What’s the most important marketing skill?

Often people ask me what about the one skill people will need to be a good marketer. For years, without blinking, I would say that it’s copywriting. Full stop.

As a marketer, it’s your job to convey an idea in a way that’s simple and memorable. You’re responsible for taking a big whimsical concept and making it easy for everyone to understand. Most people don’t know how to do this. Very few know how to do this well.

If you can build the skills needed to be a writer, you will use this in every marketing channel and for every marketing campaign you ever touch.

In a recent conversation, it came up that a lot of marketers I know don’t feel the same way.

People who have been in the field for many years argue that networking is the key and the most important marketing skill you can have. As someone who largely overlooked the power of building a personal brand and investing in my network, I began second-guessing my go-to advice.

Had I been pointing new marketers in the wrong direction for the past ten years?

Why copywriting is the most important skill for a marketer

Turns out I wasn’t alone in my long-standing opinion about copywriting. Writing is a skill that takes time to nurture and get right. That means that a skilled copywriter with a smaller network will still be more of a commodity than someone who’s good at parties but can’t write.

Given that we can’t actually go to parties right now, some even took it a step further and highlighted the fact that writing is really the only way we currently talk to each other at the moment.

As much as I don’t like the term ‘new normal‘, Naomi had a pretty good point. We’re not able to meet face to face and those that can connect with others online are doing so with writing.

Your words are now a currency that will help set you apart.

If you’re new to this field, a lot of people have found that copywriting is a skill that helps create a product you can sell.

Why networking is the most important skill for a marketer

Networking includes a lot of soft skills that act as the building blocks for your career. Whereas, writing is a skill that many people see as something outside of marketing entirely.

Most people write to a degree. And, it’s true that many marketers have gotten by without pushing prose. Said differently, you’ll still get to keep your job in marketing without having creative copywriting chops. Plenty of people in Marketing Ops, Analytics, and Design have impressive portfolios.

The element of the argument that caused me to pause and rethink my stance was when the parallels of marketing and long term relationships were drawn.

With a network, you can create marketing material that reaches many. Then things can build momentum.

Let’s use Twitter as an example. If you’re writing really exceptional tweets but you don’t have any connections (followers), then it won’t matter how well written they are because chances are very low that people will see them.

However, if you take the same writing (or tweets) and pair it with a network of people who know how to recognize good work, suddenly the same message will have the potential to reach everyone in your network AND everyone in your network’s network.

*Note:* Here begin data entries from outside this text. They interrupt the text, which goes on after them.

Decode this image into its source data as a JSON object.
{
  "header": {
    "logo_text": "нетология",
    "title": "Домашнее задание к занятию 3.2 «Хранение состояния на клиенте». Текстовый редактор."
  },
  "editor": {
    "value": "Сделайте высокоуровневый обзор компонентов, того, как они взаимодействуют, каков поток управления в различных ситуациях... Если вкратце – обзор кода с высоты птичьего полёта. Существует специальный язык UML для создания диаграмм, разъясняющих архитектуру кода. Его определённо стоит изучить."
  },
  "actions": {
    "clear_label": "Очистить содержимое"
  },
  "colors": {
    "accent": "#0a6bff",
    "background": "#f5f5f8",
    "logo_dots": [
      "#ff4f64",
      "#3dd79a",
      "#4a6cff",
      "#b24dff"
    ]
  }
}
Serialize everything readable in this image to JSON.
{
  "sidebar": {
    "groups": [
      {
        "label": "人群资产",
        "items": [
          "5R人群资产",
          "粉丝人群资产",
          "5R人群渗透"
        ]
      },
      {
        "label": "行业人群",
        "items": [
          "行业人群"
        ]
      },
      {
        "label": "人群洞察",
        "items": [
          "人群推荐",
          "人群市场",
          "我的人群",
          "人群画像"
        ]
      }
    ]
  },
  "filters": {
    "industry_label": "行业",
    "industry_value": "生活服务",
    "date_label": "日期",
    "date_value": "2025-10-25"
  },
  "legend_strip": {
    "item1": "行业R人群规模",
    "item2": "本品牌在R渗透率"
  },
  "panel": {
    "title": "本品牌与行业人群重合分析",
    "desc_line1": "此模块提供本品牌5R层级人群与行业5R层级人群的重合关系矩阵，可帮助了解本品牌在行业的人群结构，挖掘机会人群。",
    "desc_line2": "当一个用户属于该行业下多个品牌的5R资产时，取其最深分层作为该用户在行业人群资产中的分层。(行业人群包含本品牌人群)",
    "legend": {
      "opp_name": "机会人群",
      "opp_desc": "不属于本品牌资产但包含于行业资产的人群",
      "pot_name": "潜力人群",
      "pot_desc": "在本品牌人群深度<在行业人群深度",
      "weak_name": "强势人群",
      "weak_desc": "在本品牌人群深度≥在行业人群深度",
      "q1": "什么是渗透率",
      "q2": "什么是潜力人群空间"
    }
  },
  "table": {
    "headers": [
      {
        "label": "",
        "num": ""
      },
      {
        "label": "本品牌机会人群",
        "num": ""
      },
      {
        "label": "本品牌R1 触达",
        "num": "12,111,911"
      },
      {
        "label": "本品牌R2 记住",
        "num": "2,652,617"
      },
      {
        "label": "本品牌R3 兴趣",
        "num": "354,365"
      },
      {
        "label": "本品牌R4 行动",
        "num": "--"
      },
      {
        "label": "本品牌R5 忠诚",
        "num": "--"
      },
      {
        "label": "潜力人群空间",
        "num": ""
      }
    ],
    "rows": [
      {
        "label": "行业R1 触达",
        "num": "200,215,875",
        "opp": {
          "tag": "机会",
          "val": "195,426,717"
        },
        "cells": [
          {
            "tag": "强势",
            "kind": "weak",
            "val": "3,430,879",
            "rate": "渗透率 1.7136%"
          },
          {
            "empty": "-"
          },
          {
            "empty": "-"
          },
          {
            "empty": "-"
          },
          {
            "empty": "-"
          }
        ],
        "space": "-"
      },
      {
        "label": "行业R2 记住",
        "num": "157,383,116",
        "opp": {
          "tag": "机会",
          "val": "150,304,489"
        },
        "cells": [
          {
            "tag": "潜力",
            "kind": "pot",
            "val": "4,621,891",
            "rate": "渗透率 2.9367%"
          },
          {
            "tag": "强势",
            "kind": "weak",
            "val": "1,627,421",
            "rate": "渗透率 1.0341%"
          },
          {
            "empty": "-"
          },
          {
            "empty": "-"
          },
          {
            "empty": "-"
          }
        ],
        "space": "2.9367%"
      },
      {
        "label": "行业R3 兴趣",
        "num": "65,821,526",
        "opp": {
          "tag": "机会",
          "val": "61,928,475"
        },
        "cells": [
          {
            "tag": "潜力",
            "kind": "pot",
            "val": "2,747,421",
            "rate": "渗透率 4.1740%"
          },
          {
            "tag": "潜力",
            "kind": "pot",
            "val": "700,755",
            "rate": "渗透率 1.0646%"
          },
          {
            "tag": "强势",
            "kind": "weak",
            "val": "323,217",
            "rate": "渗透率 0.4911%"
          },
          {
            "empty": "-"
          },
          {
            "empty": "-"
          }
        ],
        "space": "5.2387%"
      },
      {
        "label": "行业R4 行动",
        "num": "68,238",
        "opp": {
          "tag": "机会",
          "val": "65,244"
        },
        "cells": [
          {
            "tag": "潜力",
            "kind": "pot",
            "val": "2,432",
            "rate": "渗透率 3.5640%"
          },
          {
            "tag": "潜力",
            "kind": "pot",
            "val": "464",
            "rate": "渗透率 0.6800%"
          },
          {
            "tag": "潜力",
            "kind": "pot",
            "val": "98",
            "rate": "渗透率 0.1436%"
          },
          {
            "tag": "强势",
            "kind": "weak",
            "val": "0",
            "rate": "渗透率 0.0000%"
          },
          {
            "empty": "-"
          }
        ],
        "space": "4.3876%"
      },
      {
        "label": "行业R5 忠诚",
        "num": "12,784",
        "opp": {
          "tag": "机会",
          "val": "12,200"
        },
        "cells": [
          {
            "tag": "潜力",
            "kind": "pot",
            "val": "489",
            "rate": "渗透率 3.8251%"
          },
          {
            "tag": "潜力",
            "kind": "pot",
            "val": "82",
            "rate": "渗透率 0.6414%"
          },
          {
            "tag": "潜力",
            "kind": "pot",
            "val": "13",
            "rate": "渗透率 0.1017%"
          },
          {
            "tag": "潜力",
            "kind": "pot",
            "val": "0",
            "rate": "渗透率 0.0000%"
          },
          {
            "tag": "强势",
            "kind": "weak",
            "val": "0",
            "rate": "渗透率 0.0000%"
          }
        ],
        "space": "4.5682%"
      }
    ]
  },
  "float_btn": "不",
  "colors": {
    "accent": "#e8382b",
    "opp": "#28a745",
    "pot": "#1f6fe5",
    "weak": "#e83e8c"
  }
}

A blog post I made a while back got a handful of views via direct traffic. However, that same blog post was then repurposed as a series of tweets and shared to a network of connections.

Here are the analytics:

The results speak for themselves.

Where networking and copywriting overlap

Copywriting and networking are skills that both fall squarely under the category of communication. In terms of career advancement, the most important marketing skill usually goes to networking, but it’s hard to separate them completely.

Why networking and copywriting are different marketing skills

Networking is useless if you can’t deliver value (good copywriting in this case). Good copywriting is useful even without a network.

A lot of people felt that it was an oranges to apples situation. You can’t really compare them against each other because there are too many variables to consider.

What does the old guard know that the new fleet doesn’t?

The conversation for this argument can really sway in either direction and there is no correct answer. Copywriting is a skill and networking is a habit. It’s better to have both.

That said, there was a distinct pattern between people who argued for one over the other. If you check the thread and consider the backgrounds of people who argued that networking was the most important marketing skill to have, you’ll notice that they’ve been in the game for a while longer.

The most valuable skill to you might depend entirely on where you’re at in your career. When you’re younger, having solid technical skills, like copywriting, will help you get a foot in the door. However, later on, networking is what will count more for those higher-level jobs.

The other takeaway is that there is no definitive answer and it’ll depend on your goals.

My two cents?

My new take on the conversation is that if you’re new to this field and looking to grow the foundational skills you’ll need to succeed, you need to be a strong copywriter.

All we do today is read. We read social media posts, the news, text messages, our email. Then we write.

There aren’t enough writers. It’s an in-demand skill that is difficult to hire for. If you’re looking to cut your teeth on new marketing campaigns, chances are they’re going to need a writer more than they’ll need someone who is a friend of a friend.

By Christine

Hi, I'm Christine. I'm a public speaker & marketing professional with a specialization in digital strategy. I live and breathe all things content & marketing. In my previous positions, I've done everything from rebranding companies, launching new SaaS products, writing sales copy, and developing long-term SEO & social strategies. I believe that quality communication and measurable results are the key to every digital marketing strategy.